Topping a crenelated mountain ridge amid thick cloud forest, this pioneering camp was established by Fidel Castro in 1958 after a year on the run in the Sierra Maestra. Well-camouflaged and remote, the rebel HQ was chosen for its inaccessibility, and it served its purpose well – Batista's soldiers never found it.
Today it remains much as it was left in the '50s, with 16 simple wooden buildings providing an evocative reminder of one of the most successful guerrilla campaigns in history. It's easy to appreciate the site's strategic location. The main site, culminating in the Casa de Fidel (Fidel's House), is approached via an open space and then a climb through thick trees.
Highlights include the small museum near the beginning of the complex, the masterfully designed Casa de Fidel with its seven concealed escape routes in case the revolution's leaders were discovered, and the steep climb up Radio Rebelde to the radio-communications buildings where the rebels' early broadcasts were aired. The hospital buildings, a wake-up call to the brutality of guerrilla medical care, lie far below along a separate path (positioned here so the injured wouldn't give the camp location away in their agony).
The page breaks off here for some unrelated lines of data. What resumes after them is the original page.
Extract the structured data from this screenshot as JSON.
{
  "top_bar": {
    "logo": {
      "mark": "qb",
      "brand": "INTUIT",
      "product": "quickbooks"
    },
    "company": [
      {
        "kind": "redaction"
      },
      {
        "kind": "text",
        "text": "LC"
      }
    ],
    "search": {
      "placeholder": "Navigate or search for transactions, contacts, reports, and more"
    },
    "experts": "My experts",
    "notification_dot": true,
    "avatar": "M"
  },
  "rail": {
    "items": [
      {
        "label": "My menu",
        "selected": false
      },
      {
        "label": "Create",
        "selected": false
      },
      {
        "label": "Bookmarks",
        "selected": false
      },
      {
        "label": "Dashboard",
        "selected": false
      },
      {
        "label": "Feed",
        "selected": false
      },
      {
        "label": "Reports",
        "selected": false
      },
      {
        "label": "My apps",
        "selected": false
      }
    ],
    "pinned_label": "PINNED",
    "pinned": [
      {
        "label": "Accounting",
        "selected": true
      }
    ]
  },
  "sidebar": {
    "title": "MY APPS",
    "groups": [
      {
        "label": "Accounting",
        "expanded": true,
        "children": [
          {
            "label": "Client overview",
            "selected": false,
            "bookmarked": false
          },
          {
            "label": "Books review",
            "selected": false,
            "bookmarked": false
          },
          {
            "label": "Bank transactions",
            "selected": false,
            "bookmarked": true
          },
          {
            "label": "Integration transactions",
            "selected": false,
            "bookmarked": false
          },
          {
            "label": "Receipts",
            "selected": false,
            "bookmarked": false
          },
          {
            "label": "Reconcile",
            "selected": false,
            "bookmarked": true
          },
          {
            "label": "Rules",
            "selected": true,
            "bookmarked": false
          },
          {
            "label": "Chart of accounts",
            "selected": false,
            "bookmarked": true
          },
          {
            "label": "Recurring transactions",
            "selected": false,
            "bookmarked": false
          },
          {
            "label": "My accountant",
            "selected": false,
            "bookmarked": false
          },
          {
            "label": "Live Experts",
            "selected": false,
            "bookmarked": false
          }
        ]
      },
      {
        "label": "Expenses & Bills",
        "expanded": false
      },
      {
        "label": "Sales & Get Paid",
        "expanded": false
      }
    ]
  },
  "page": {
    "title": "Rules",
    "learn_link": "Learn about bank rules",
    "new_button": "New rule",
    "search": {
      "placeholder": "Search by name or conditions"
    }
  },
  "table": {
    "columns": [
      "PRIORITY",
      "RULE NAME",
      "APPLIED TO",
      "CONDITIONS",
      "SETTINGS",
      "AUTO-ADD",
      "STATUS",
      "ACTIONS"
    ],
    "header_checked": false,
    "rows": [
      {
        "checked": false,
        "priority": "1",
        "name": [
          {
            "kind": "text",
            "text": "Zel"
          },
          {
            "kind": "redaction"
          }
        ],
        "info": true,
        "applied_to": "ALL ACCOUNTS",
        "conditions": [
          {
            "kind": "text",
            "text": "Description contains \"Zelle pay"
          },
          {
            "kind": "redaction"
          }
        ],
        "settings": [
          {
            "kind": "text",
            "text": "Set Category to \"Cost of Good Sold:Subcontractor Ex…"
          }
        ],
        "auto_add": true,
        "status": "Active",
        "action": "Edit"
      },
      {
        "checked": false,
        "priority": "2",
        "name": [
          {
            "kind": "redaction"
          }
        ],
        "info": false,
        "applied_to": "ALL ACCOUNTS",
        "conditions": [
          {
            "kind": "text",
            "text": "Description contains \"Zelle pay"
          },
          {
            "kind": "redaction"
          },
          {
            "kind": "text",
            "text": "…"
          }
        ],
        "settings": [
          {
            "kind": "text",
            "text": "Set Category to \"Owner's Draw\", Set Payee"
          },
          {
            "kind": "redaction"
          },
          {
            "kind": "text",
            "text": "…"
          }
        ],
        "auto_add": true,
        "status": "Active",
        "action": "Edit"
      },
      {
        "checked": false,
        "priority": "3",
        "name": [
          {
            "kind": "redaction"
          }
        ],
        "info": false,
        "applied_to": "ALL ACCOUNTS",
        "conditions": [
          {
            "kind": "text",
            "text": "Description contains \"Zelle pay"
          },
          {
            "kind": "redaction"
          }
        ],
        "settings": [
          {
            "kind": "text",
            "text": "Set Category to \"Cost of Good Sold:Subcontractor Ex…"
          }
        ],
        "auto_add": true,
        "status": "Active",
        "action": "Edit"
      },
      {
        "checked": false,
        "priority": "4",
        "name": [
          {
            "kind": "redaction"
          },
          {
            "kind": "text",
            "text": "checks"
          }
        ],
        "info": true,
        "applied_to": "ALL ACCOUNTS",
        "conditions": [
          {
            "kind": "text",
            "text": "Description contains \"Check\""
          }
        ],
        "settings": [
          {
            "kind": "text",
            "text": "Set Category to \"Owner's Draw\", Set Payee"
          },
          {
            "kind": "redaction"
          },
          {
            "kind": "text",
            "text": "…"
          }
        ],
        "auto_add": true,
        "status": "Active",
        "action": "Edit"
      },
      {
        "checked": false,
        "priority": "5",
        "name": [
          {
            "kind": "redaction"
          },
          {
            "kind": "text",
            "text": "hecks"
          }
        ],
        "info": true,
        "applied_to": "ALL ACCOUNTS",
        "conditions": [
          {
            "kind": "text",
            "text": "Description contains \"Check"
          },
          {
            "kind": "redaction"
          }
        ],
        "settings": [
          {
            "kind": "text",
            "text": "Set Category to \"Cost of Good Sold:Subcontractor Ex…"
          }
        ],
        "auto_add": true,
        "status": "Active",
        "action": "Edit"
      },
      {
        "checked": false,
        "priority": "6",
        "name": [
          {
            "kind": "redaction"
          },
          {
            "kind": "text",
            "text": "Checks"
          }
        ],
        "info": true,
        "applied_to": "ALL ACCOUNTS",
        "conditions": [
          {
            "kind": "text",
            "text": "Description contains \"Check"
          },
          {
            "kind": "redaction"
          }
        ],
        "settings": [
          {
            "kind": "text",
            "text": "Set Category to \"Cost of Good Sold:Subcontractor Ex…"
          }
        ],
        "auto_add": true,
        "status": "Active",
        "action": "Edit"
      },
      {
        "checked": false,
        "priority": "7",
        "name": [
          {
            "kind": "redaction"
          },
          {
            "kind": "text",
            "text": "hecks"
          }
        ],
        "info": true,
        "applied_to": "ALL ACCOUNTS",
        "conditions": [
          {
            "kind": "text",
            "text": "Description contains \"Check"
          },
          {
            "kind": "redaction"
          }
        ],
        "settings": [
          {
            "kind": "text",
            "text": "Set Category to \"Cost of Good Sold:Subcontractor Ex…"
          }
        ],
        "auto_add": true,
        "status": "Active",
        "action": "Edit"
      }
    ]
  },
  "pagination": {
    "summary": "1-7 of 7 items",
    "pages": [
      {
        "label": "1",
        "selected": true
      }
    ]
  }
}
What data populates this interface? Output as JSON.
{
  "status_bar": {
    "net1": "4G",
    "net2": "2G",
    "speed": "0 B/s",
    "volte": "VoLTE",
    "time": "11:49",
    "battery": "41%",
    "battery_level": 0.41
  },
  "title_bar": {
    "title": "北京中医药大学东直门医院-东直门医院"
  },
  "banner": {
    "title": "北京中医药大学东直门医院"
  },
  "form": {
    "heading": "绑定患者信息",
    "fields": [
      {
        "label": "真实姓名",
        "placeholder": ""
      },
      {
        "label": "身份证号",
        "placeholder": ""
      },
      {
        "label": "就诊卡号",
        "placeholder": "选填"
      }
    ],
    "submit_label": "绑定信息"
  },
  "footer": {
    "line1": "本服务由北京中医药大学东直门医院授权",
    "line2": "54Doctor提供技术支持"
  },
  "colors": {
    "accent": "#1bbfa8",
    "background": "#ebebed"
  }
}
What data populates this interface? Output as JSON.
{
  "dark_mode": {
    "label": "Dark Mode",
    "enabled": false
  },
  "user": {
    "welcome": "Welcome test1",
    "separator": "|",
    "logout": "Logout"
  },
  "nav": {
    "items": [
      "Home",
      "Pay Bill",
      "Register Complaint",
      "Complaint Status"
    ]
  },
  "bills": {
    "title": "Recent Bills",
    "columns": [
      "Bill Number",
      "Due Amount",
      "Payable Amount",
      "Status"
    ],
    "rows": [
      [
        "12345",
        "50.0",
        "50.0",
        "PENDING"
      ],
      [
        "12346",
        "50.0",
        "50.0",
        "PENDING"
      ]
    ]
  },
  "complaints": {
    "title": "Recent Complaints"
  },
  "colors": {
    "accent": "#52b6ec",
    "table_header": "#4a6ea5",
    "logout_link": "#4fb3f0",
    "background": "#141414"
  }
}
Comandancia de la Plata is controlled by the Centro de Información de Flora y Fauna in Santo Domingo. Aspiring guerrilla-watchers must first hire a guide at the park headquarters and then get transport (or walk) 5km up to Alto del Naranjo and then proceed on foot along a muddy track for the final 4km. You can organize it at the Ecotur office in Villa Santo Domingo.